**What needs to be done**.
Count the lines in the entries that contain the string "your". State nothing but the number.

**Records provided**.

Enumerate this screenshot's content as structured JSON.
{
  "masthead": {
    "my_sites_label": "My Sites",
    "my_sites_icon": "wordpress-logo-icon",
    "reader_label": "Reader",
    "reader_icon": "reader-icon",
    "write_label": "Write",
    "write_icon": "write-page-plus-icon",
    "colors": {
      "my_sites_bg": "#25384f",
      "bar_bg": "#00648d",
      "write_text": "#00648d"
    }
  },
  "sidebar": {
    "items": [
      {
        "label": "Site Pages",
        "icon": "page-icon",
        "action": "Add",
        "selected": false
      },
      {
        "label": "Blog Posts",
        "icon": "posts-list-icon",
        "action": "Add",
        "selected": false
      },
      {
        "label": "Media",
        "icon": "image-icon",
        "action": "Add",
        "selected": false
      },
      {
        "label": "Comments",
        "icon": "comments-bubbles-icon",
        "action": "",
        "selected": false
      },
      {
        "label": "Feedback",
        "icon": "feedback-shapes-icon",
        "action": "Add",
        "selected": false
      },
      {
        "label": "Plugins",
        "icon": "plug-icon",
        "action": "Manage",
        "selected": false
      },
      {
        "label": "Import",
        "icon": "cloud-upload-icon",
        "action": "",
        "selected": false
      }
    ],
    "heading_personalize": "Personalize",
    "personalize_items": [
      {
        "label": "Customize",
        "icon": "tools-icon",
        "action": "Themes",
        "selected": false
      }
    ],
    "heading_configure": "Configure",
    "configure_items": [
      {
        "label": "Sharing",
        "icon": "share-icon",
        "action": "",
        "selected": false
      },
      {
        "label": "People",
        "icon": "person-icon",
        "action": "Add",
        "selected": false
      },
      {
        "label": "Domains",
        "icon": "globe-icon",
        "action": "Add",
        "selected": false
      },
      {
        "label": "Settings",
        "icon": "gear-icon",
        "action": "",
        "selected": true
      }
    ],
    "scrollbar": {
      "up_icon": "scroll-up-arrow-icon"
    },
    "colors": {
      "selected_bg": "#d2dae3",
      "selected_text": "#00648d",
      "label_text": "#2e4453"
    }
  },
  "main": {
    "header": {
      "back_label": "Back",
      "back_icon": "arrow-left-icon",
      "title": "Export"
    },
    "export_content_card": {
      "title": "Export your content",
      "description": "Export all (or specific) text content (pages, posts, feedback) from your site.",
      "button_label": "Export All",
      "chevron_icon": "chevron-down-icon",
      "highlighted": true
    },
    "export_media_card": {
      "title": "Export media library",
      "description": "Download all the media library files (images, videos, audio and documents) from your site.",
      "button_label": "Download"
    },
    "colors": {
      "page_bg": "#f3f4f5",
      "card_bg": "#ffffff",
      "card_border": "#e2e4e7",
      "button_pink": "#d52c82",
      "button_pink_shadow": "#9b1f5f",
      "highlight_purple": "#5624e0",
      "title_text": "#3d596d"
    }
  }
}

**Solution**.
3